> [REQUIRED WORK]: Single out the lines of the material that contain "JSON" and copy them.
=-=-=
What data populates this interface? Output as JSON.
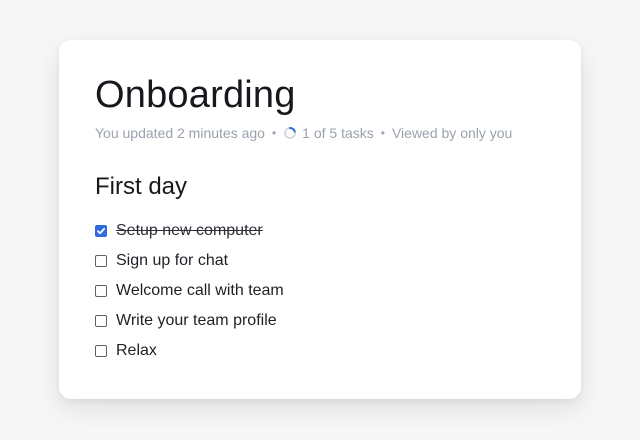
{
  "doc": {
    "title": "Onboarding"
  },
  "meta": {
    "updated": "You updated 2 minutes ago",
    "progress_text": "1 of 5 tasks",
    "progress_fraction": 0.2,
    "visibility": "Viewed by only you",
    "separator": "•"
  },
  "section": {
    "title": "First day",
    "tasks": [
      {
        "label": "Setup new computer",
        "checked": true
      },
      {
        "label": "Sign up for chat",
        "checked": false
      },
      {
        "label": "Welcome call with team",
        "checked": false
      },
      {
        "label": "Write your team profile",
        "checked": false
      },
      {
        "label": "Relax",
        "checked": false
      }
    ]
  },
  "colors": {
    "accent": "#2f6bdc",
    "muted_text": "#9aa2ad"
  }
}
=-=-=
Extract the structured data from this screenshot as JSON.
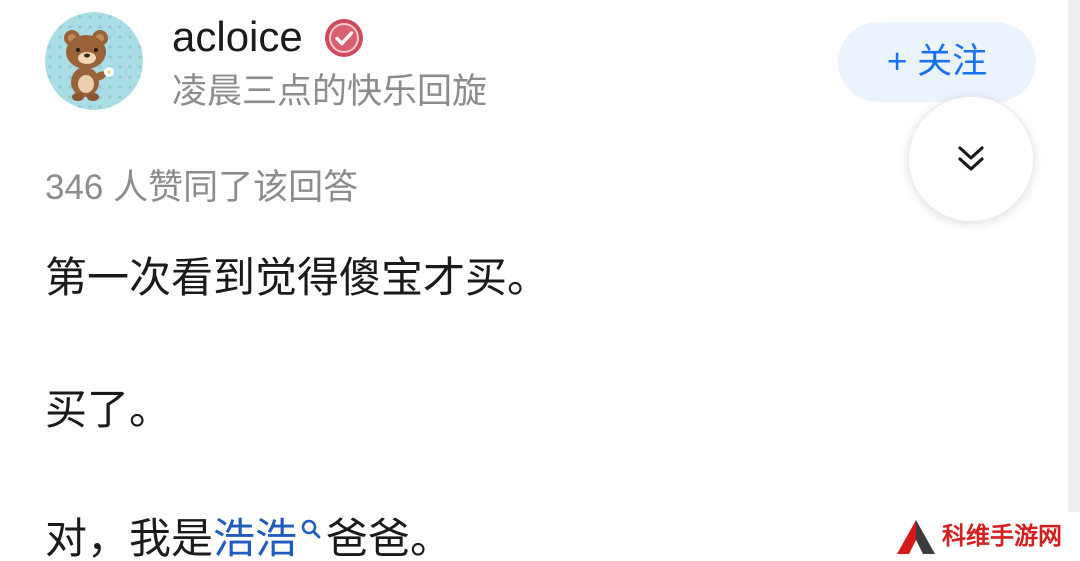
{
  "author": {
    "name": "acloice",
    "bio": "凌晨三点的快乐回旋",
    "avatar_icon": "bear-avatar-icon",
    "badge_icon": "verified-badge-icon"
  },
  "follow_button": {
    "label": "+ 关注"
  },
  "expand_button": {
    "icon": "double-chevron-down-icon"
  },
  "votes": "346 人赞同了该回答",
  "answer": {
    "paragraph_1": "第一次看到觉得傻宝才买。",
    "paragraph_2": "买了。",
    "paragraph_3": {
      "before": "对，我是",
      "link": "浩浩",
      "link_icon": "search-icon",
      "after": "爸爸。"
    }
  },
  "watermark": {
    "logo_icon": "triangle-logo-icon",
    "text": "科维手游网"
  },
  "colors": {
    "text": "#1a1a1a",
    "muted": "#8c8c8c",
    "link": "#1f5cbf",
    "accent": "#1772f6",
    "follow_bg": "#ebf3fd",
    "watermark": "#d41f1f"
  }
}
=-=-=
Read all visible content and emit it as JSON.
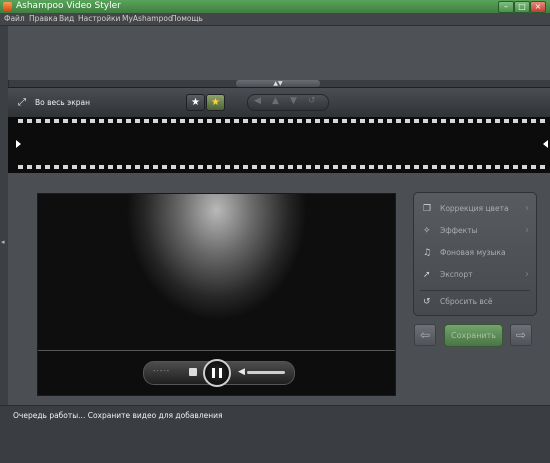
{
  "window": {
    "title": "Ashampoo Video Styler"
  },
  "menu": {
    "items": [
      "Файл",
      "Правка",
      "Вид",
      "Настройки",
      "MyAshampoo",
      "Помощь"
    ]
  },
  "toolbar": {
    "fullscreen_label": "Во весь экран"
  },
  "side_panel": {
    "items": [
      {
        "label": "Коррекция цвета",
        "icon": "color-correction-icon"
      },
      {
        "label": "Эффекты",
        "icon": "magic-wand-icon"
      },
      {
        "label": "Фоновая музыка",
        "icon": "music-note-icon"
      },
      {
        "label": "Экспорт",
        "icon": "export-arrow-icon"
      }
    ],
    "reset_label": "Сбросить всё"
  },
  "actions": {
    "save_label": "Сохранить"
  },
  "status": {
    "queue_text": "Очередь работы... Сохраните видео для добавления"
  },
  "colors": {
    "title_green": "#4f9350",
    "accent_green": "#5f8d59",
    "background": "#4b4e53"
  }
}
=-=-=
> [WRITTEN RESPONSE]:
What data populates this interface? Output as JSON.
Extract the structured data from this screenshot as JSON.
Read all visible content and emit it as JSON.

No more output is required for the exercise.